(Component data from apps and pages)
=== Section Start ===

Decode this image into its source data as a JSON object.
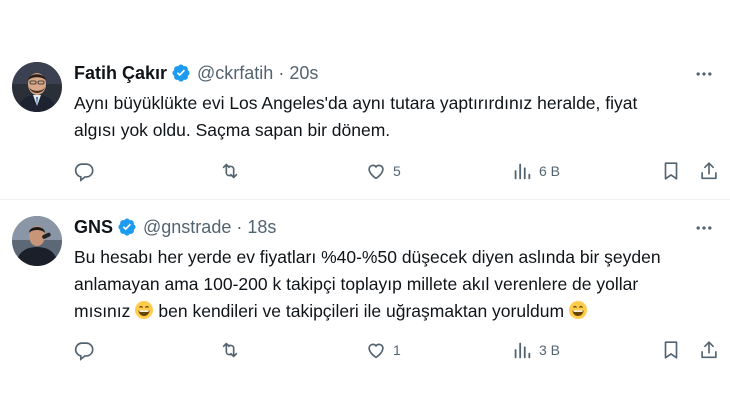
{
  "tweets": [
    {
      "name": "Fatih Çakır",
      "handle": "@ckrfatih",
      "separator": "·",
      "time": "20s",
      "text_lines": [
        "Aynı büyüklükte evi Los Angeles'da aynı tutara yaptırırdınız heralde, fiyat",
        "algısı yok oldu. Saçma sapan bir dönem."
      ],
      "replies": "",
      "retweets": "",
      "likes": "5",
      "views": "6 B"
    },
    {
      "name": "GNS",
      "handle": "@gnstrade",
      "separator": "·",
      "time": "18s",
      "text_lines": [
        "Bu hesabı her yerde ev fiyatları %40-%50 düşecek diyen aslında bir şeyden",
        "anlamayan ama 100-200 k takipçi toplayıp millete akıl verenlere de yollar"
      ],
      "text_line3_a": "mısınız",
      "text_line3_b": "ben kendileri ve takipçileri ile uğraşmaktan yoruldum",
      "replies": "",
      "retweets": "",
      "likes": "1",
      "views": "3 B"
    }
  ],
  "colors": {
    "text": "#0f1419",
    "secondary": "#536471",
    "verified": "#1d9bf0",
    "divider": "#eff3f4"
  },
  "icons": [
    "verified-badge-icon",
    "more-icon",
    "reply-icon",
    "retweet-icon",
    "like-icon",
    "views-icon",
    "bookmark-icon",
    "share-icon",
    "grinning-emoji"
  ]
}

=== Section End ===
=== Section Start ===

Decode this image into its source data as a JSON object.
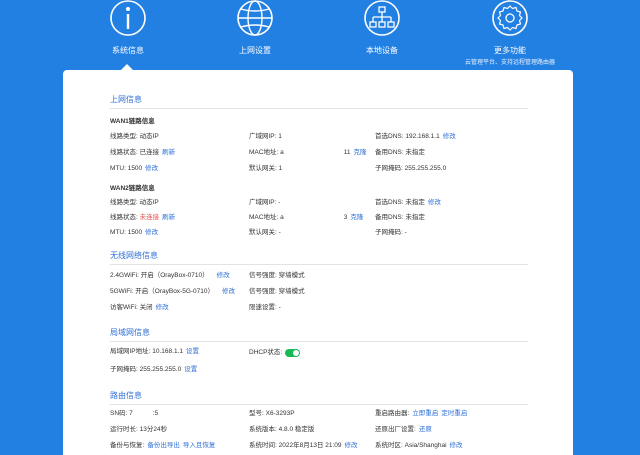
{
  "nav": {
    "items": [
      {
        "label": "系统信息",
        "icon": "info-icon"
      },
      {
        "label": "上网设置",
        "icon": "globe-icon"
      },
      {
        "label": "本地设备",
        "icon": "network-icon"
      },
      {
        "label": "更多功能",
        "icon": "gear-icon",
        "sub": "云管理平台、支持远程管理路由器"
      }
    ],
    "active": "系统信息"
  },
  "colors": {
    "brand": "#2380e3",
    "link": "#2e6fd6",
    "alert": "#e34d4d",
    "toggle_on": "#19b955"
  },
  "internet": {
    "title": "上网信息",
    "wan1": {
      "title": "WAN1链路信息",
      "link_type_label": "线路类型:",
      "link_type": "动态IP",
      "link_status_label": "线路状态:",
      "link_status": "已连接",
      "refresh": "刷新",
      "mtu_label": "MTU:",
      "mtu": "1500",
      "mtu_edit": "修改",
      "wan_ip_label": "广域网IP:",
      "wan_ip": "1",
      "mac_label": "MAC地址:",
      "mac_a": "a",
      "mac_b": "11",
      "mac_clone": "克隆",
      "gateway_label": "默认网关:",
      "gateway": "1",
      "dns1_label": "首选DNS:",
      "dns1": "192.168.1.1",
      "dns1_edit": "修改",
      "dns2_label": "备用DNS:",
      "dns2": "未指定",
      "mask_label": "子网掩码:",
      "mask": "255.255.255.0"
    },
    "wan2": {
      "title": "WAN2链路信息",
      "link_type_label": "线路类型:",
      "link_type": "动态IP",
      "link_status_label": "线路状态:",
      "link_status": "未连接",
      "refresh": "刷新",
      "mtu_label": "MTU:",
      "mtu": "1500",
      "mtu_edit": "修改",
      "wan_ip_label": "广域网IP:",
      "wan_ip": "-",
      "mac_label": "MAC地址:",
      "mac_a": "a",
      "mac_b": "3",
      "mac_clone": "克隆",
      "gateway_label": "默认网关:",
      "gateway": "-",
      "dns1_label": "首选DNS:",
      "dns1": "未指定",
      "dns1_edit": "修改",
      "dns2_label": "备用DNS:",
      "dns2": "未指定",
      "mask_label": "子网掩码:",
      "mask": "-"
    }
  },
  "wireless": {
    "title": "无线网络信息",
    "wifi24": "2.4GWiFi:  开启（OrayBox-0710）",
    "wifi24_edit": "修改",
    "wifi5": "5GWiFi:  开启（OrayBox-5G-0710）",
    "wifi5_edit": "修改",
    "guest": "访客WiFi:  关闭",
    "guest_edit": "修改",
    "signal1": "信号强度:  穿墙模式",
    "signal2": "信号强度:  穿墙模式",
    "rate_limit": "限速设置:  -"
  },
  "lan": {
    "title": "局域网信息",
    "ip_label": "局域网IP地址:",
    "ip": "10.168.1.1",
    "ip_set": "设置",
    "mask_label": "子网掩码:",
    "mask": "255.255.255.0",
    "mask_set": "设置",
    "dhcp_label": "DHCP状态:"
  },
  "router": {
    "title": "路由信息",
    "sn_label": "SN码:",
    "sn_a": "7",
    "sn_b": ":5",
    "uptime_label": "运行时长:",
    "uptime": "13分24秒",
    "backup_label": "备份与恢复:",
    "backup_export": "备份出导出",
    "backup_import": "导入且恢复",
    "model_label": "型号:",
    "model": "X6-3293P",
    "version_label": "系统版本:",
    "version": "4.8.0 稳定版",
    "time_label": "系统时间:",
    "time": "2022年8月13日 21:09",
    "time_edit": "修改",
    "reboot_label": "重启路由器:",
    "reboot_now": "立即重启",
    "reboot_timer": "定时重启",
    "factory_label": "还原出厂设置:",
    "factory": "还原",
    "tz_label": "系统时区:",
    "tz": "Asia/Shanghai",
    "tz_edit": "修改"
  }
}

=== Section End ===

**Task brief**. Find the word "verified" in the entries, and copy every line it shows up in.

**Answer for the task**.
    "verified": "#1d9bf0",
    "verified-badge-icon",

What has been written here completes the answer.